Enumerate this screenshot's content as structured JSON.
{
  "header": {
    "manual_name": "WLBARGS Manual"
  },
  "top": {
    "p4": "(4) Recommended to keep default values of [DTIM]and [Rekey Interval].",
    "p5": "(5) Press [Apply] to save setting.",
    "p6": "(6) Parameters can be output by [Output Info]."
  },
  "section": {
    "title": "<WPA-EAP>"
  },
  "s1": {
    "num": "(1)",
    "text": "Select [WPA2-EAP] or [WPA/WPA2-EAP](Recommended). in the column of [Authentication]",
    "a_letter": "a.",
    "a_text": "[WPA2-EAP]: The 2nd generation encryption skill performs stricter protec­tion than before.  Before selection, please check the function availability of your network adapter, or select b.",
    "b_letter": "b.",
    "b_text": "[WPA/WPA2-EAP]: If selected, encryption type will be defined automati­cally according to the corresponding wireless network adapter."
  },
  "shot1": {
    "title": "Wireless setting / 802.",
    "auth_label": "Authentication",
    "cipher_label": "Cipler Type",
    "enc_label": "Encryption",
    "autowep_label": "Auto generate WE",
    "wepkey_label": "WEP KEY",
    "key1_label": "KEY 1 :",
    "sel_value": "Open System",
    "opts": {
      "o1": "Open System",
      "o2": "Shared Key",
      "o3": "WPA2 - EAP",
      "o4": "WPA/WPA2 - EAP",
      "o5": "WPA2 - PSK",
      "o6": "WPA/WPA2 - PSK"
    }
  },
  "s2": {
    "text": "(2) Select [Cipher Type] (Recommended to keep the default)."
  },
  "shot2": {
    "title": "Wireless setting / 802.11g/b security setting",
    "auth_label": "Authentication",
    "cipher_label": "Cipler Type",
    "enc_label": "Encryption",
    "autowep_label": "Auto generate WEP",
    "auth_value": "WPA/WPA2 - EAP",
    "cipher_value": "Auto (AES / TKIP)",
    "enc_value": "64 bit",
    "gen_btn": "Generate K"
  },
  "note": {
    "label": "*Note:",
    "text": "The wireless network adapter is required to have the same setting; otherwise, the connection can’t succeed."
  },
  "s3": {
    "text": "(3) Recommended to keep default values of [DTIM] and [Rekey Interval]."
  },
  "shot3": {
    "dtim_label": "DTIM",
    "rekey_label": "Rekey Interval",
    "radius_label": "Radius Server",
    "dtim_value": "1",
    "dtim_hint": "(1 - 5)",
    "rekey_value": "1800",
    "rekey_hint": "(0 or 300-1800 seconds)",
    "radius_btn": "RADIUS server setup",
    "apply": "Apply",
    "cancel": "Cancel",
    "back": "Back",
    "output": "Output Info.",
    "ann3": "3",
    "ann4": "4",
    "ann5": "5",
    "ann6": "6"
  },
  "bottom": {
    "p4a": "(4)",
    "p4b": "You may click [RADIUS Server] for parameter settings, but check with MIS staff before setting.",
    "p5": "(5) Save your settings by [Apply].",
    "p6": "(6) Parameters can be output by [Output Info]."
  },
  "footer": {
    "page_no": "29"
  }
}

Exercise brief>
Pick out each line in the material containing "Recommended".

Your response>
    "p4": "(4) Recommended to keep default values of [DTIM]and [Rekey Interval].",
    "text": "Select [WPA2-EAP] or [WPA/WPA2-EAP](Recommended). in the column of [Authentication]",
    "text": "(2) Select [Cipher Type] (Recommended to keep the default)."
    "text": "(3) Recommended to keep default values of [DTIM] and [Rekey Interval]."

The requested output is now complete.